FDA revokes pig drug approval because of cancer risk to humans — only took 44 years!

The U.S. Food and Drug Administration on Friday moved to revoke approval of a drug used to treat certain diseases in pigs because it could leave a cancerous residue that may affect human health.

The drug, carbadox, is made by Teaneck, New Jersey-based Phibro Animal Health and is used to control swine dysentery and bacterial enteritis, the agency said. The drug, which was approved in 1972, has also been used to promote weight gain in pigs

Phibro officials insist the product is safe…

The FDA said it asked Phibro for additional information about the safety of carbadox, but the company has not submitted any proof that there is a safe way to use it…

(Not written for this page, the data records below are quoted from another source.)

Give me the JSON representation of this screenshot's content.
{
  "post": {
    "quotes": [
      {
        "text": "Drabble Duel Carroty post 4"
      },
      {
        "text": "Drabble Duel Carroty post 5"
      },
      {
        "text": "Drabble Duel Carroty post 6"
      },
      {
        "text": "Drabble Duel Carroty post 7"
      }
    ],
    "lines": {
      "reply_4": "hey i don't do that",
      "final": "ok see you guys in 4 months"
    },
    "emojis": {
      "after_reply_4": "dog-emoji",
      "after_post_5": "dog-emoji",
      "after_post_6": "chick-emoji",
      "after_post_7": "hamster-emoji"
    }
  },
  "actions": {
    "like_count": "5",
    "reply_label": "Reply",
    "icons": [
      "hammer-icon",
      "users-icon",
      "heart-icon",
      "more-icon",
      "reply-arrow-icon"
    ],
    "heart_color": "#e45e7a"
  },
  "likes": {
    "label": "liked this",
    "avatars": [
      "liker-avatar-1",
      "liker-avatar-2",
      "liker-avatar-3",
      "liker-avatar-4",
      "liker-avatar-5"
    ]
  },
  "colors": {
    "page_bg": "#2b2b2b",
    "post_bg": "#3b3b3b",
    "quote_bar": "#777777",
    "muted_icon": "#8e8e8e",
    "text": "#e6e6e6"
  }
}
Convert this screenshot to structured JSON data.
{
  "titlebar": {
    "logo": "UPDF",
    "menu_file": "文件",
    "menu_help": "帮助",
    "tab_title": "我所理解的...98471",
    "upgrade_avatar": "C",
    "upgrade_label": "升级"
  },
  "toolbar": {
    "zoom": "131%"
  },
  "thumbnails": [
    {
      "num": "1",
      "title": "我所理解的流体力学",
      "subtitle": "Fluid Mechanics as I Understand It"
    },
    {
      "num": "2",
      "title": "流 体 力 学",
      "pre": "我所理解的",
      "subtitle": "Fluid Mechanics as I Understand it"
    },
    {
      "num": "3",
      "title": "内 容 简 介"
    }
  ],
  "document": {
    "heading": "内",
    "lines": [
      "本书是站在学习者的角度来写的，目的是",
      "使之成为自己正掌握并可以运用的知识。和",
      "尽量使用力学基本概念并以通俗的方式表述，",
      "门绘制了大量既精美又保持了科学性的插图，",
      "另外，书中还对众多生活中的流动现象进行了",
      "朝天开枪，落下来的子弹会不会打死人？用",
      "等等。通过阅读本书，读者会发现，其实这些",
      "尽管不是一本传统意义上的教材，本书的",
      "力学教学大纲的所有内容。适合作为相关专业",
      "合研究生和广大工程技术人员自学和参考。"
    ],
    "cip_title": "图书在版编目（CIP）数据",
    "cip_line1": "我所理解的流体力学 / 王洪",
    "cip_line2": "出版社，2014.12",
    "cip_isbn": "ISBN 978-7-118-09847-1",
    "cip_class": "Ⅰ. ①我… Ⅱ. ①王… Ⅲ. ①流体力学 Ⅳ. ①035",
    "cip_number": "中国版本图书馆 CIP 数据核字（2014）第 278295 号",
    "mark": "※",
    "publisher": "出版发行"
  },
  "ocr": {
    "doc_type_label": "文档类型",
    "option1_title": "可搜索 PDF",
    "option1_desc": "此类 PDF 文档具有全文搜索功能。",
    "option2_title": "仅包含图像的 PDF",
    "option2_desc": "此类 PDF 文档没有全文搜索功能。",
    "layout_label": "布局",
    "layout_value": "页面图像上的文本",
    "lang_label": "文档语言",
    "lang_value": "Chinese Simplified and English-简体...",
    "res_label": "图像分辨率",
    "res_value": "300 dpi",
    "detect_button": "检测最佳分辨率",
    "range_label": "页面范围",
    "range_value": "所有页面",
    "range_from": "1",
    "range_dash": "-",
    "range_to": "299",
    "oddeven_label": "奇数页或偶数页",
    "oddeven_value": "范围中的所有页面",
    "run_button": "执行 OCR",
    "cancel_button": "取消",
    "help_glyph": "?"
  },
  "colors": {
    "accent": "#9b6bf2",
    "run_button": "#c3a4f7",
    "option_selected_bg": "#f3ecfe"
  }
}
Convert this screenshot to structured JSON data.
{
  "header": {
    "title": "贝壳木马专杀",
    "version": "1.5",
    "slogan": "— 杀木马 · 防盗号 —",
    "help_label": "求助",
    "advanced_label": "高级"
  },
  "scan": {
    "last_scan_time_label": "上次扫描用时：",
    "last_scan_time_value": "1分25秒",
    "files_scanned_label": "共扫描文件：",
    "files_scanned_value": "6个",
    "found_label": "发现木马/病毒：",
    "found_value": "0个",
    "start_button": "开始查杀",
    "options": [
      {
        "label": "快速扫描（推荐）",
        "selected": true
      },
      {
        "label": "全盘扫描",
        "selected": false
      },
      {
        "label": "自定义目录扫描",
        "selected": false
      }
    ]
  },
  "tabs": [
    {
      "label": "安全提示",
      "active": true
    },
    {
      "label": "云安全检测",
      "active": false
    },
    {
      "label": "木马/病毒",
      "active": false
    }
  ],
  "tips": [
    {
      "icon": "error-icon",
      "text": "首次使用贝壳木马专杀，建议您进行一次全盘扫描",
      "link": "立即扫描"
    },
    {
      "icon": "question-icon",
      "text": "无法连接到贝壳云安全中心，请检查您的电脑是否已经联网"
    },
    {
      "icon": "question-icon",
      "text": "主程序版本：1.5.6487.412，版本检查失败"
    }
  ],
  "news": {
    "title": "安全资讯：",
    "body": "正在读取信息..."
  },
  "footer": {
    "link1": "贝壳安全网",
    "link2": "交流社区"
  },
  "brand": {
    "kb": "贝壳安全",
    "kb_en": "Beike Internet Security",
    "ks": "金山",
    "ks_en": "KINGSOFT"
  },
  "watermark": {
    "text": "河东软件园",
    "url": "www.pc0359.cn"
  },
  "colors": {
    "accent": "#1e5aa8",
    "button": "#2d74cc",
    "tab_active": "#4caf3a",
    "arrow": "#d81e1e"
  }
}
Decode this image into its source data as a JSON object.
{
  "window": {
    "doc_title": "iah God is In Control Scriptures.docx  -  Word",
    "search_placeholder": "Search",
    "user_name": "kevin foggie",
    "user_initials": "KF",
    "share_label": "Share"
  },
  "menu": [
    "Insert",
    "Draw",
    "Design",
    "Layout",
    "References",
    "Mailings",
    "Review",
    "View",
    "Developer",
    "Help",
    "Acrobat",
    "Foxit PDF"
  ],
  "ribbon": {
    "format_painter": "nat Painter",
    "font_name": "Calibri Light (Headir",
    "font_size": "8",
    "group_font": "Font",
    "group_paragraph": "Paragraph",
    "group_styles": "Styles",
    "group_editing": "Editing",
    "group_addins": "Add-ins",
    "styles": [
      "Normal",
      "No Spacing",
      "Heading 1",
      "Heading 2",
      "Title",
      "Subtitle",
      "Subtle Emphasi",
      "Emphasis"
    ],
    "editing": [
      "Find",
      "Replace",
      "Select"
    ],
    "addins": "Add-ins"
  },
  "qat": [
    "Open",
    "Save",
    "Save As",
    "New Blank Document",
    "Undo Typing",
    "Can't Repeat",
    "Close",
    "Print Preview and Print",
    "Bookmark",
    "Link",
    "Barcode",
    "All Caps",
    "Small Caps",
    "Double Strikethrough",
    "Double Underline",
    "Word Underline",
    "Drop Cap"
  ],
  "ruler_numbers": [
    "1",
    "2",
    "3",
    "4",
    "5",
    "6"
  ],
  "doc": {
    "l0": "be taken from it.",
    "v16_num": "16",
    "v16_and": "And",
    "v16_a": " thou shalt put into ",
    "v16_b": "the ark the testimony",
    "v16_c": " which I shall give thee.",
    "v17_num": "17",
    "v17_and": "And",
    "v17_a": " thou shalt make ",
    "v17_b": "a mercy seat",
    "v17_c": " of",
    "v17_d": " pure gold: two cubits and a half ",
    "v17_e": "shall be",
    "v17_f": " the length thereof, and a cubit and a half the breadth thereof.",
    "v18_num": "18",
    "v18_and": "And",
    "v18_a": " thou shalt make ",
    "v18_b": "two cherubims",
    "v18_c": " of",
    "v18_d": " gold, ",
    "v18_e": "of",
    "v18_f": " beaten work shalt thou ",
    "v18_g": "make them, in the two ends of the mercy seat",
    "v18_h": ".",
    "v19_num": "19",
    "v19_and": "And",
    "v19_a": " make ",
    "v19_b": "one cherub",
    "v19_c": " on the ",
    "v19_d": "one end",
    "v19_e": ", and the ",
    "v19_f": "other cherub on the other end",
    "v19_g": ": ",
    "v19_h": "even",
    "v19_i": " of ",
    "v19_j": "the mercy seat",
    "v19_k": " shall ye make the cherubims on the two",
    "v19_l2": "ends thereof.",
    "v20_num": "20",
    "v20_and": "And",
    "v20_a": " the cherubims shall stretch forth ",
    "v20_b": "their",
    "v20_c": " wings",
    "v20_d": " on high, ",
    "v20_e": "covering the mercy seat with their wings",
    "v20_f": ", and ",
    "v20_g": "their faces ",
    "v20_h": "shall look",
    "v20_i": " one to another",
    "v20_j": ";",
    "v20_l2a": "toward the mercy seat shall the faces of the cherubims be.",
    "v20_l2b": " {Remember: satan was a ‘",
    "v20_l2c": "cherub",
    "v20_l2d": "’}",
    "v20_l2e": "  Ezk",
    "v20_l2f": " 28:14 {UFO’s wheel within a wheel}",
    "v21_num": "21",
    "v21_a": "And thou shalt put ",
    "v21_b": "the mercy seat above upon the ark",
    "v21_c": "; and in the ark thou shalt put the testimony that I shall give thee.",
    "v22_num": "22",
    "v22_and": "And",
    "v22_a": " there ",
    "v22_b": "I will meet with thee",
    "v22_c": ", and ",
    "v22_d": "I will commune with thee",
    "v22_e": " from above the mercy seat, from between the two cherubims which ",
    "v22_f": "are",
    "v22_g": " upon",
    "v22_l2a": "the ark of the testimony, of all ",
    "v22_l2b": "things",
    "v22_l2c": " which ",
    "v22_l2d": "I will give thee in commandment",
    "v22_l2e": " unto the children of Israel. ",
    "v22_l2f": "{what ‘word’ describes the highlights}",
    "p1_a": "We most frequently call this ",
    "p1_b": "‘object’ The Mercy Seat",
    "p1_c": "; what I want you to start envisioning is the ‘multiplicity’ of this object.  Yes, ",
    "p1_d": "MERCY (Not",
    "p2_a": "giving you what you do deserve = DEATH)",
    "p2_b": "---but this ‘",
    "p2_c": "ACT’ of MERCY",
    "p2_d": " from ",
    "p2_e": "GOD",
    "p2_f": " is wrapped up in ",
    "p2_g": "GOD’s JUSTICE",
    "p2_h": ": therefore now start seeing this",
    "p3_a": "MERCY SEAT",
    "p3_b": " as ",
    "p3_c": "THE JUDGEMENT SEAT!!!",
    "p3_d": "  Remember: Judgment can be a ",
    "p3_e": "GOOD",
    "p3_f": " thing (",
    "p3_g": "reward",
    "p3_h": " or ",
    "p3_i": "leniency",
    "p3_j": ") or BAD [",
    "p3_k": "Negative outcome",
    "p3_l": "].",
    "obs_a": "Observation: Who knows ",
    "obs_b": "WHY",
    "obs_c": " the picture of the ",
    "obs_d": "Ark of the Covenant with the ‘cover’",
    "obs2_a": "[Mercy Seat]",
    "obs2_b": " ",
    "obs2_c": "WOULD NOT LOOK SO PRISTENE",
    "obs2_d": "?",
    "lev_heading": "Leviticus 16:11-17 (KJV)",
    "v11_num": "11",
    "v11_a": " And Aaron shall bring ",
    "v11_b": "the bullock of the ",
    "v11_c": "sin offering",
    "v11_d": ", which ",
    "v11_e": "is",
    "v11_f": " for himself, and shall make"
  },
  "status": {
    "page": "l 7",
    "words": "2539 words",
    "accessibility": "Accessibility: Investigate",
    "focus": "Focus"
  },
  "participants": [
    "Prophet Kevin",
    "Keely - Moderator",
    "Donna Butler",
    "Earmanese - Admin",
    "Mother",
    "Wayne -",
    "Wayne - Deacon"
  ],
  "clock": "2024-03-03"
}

The FDA’s actions follow a preliminary risk assessment conducted from 2012 to 2014 which found that the lifetime cancer risk from consuming pork liver containing carbadox residue is higher than allowed under the FDA’s framework for regulating carcinogenic animal drugs.

Pork producers have become more interested in carbadox recently because it does not require a veterinarian’s prescription, according to John Goihl, president of Agri-Nutrition Services…

In 2012 the FDA issued a rule requiring farmers to obtain a prescription before using antibiotics in an attempt to curb the practice of feeding antibiotics to livestock just to make them grow fatter. Drugs that do not have a human equivalent are exempt.

Reflect on the possibility of a genuine re-evaluation of antibiotic abuse by meat producers in American agriculture. The concerns from food scientists to physicians to consumers have yet to be addressed in a thoroughgoing manner. Even after decades of studies funded outside the control of agribusiness.

The possibility can become reality if and when real independence finds its way into Congress and the White House.,

Human mattress dominoes record — topples

Aaron’s Inc., an appliance and electronics-leasing company, has broken the Guinness World Record for the longest human mattress domino chain.

Guinness World Records released a video of the feat Thursday, showing 1,200 people holding mattresses behind them and falling backward into each other, one at a time, inside a Prince George’s County, Maryland, warehouse on March 22…

Aaron’s CEO John Robinson pushed over the first mattress. It took 13 minutes and 38 seconds for the final mattress to fall.

The Atlanta-based company says it will be donating all 1,200 mattresses to Washington-area organizations focused on ending poverty and providing shelter to homeless families.

And that’s the best reason for giving ’em a plug.

The Brits are breathing cleaner air — Guess why?

Plummeting coal use in 2015 led to a fall of 4% in the UK’s annual carbon dioxide emissions, according to government energy statistics published on Thursday. Coal is now burning at its lowest level in at least 150 years.

The closing of old polluting coal-power stations and the rapid rise in renewable energy meant coal consumption fell by 22% compared to 2014, the biggest drop ever seen outside of miners’ strikes, according to analysts at Carbon Brief. Production of coal in the UK also fell to a new record low, dropping by 27% due to mines closing.

The rapid decline in coal use is continuing in 2016, with four more stations closed in the last fortnight, including Longannet, Ferrybridge and Eggborough, leaving six operational. The government has pledged to close all coal plants by 2025 to help meet climate change targets…

Renewable electricity generation surged in 2015, rising by 29%, allowing it to claim a record 25% share of all electricity. Most of this came from wind power and bioenergy, the latter being boosted by the continued conversion of Drax – once the UK’s biggest coal plant – to burning wood pellets…

Solar power increased by 50% in 2015 to make up 9% of all renewable electricity. The government has been repeatedly criticised for cutting support for renewable energy and energy efficiency programmes.

❝ “If anything is to blame for tight margins, it’s previous governments’ history of incoherent energy policy,” said Paul Massara, former CEO of “big six” energy company RWE npower. “Investors need long-term clarity on policy, and they simply have not been getting it.”

“Look outside the UK and it’s clear that the direction of travel in is only in one direction, towards primarily low-carbon, flexible, smart energy systems,” said Andrew Garrad, senior consultant at DNV GL energy. “It’s been accelerated by the Paris climate agreement, and Britain is by no means ahead of the pack in this transition.”

Climate change deniers who turn their backs on truth will now add life’s day-to-day realities to the mix. Life is getting better, The air is getting cleaner. And I guess they will claim that lowered emissions, less pollution, is somehow bad for us.

Bad for their wallets? A few. Maybe.